= Work required =
The full listing below should be printed word for word.

= The data =
==========

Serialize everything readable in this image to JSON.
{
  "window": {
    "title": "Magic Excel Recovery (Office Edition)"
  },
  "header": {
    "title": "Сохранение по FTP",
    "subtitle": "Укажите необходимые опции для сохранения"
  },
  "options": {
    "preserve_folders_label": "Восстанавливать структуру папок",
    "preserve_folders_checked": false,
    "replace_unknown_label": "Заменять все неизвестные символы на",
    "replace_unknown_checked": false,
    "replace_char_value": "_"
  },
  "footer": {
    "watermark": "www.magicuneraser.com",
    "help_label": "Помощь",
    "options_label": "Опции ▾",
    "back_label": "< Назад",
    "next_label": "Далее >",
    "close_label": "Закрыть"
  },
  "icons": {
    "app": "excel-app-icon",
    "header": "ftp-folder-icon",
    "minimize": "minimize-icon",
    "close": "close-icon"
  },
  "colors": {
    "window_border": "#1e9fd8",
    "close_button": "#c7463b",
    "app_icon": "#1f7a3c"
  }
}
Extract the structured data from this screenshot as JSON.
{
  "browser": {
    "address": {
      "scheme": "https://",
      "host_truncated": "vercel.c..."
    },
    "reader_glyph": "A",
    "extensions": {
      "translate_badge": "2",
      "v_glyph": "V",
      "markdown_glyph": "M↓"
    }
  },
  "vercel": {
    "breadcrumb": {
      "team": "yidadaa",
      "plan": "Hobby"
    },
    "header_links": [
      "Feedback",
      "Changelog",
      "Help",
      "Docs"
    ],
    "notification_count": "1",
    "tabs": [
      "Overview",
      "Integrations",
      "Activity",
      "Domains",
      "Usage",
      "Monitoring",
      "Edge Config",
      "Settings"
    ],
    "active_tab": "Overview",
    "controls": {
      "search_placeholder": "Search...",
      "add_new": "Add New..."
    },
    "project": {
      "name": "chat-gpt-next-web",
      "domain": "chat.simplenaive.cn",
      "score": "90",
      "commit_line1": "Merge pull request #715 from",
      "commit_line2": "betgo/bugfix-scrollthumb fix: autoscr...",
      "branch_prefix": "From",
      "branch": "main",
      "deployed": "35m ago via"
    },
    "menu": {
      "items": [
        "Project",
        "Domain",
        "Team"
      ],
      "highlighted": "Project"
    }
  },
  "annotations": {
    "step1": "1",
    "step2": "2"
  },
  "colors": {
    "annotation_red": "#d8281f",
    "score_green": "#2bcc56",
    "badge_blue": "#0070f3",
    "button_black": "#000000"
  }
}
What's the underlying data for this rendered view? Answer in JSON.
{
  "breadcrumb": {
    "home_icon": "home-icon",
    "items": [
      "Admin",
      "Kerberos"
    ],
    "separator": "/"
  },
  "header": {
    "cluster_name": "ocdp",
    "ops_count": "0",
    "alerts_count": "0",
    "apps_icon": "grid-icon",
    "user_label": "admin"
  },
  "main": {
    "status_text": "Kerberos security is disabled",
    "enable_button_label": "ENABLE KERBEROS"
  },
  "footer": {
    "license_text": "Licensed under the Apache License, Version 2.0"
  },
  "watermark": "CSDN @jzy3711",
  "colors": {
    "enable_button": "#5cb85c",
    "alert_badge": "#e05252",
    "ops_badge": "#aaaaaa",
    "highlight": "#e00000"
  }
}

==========

= Output below =
Serialize everything readable in this image to JSON.
{
  "window": {
    "title": "Magic Excel Recovery (Office Edition)"
  },
  "header": {
    "title": "Сохранение по FTP",
    "subtitle": "Укажите необходимые опции для сохранения"
  },
  "options": {
    "preserve_folders_label": "Восстанавливать структуру папок",
    "preserve_folders_checked": false,
    "replace_unknown_label": "Заменять все неизвестные символы на",
    "replace_unknown_checked": false,
    "replace_char_value": "_"
  },
  "footer": {
    "watermark": "www.magicuneraser.com",
    "help_label": "Помощь",
    "options_label": "Опции ▾",
    "back_label": "< Назад",
    "next_label": "Далее >",
    "close_label": "Закрыть"
  },
  "icons": {
    "app": "excel-app-icon",
    "header": "ftp-folder-icon",
    "minimize": "minimize-icon",
    "close": "close-icon"
  },
  "colors": {
    "window_border": "#1e9fd8",
    "close_button": "#c7463b",
    "app_icon": "#1f7a3c"
  }
}
Extract the structured data from this screenshot as JSON.
{
  "browser": {
    "address": {
      "scheme": "https://",
      "host_truncated": "vercel.c..."
    },
    "reader_glyph": "A",
    "extensions": {
      "translate_badge": "2",
      "v_glyph": "V",
      "markdown_glyph": "M↓"
    }
  },
  "vercel": {
    "breadcrumb": {
      "team": "yidadaa",
      "plan": "Hobby"
    },
    "header_links": [
      "Feedback",
      "Changelog",
      "Help",
      "Docs"
    ],
    "notification_count": "1",
    "tabs": [
      "Overview",
      "Integrations",
      "Activity",
      "Domains",
      "Usage",
      "Monitoring",
      "Edge Config",
      "Settings"
    ],
    "active_tab": "Overview",
    "controls": {
      "search_placeholder": "Search...",
      "add_new": "Add New..."
    },
    "project": {
      "name": "chat-gpt-next-web",
      "domain": "chat.simplenaive.cn",
      "score": "90",
      "commit_line1": "Merge pull request #715 from",
      "commit_line2": "betgo/bugfix-scrollthumb fix: autoscr...",
      "branch_prefix": "From",
      "branch": "main",
      "deployed": "35m ago via"
    },
    "menu": {
      "items": [
        "Project",
        "Domain",
        "Team"
      ],
      "highlighted": "Project"
    }
  },
  "annotations": {
    "step1": "1",
    "step2": "2"
  },
  "colors": {
    "annotation_red": "#d8281f",
    "score_green": "#2bcc56",
    "badge_blue": "#0070f3",
    "button_black": "#000000"
  }
}
What's the underlying data for this rendered view? Answer in JSON.
{
  "breadcrumb": {
    "home_icon": "home-icon",
    "items": [
      "Admin",
      "Kerberos"
    ],
    "separator": "/"
  },
  "header": {
    "cluster_name": "ocdp",
    "ops_count": "0",
    "alerts_count": "0",
    "apps_icon": "grid-icon",
    "user_label": "admin"
  },
  "main": {
    "status_text": "Kerberos security is disabled",
    "enable_button_label": "ENABLE KERBEROS"
  },
  "footer": {
    "license_text": "Licensed under the Apache License, Version 2.0"
  },
  "watermark": "CSDN @jzy3711",
  "colors": {
    "enable_button": "#5cb85c",
    "alert_badge": "#e05252",
    "ops_badge": "#aaaaaa",
    "highlight": "#e00000"
  }
}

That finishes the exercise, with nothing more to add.